  40. ^ Staff, Newsroom (2018-04-25). "Accused 'Golden State Killer' charged with murders in Ventura County". KEYT. Retrieved 2018-04-25.
  41. ^ Parvini, Joseph Serna, Richard Winton, Sarah. "As a young cop, Golden State Killer suspect was aloof, ambitious, 'always serious'". Retrieved 2018-05-02.
  42. ^ "Visalia Ransacker suspect was a 'black sheep,' described as a loner in Exeter". Visalia Times-Delta and Tulare Advance-Register. Retrieved 2018-05-01.
  43. ^ The Exeter Sun (May 23, 1973). "r/EARONS - More information on LE connection!". reddit. Retrieved 2018-06-08.
  44. ^ "DeAngelo Redacted Search Warrant - page 127" (PDF). Retrieved 2018-06-30.
  45. ^ Johnson, Brian (April 27, 2018). "Tulare DA awaits reports connecting 'Golden State Killer' to 'Visalia Ransacker'". ABC30 Fresno. Archived from the original on May 1, 2018. Retrieved May 1, 2018.

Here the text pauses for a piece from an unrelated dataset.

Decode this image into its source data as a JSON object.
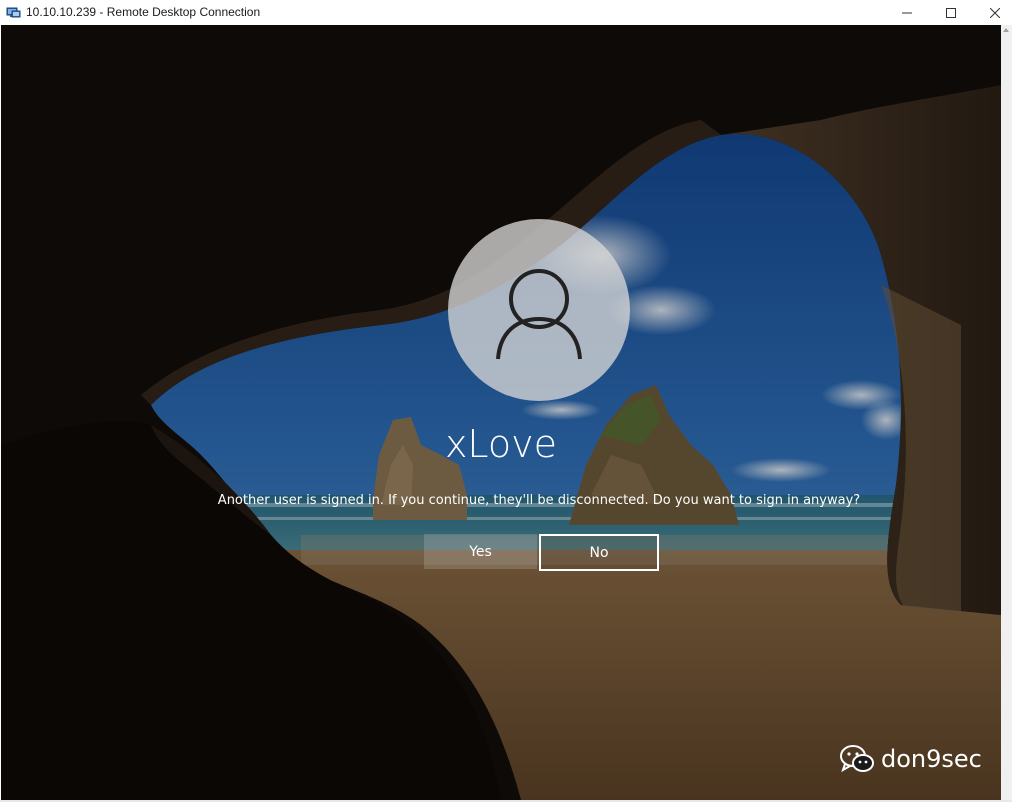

  46. ^ a b "Alleged Golden State Killer to be charged for his very first murder | Watch News Videos Online". Global News. Retrieved 2018-08-14.
  47. ^ "Police 'confident' Golden State Killer committed 1975 murder of Claude Snelling | Watch News Videos Online". Global News. Retrieved 2018-08-13.
  48. ^ "California district attorney announces 1st degree murder charges against alleged Golden State Killer | Watch News Videos Online". Global News. Retrieved 2018-08-13.

External links[edit]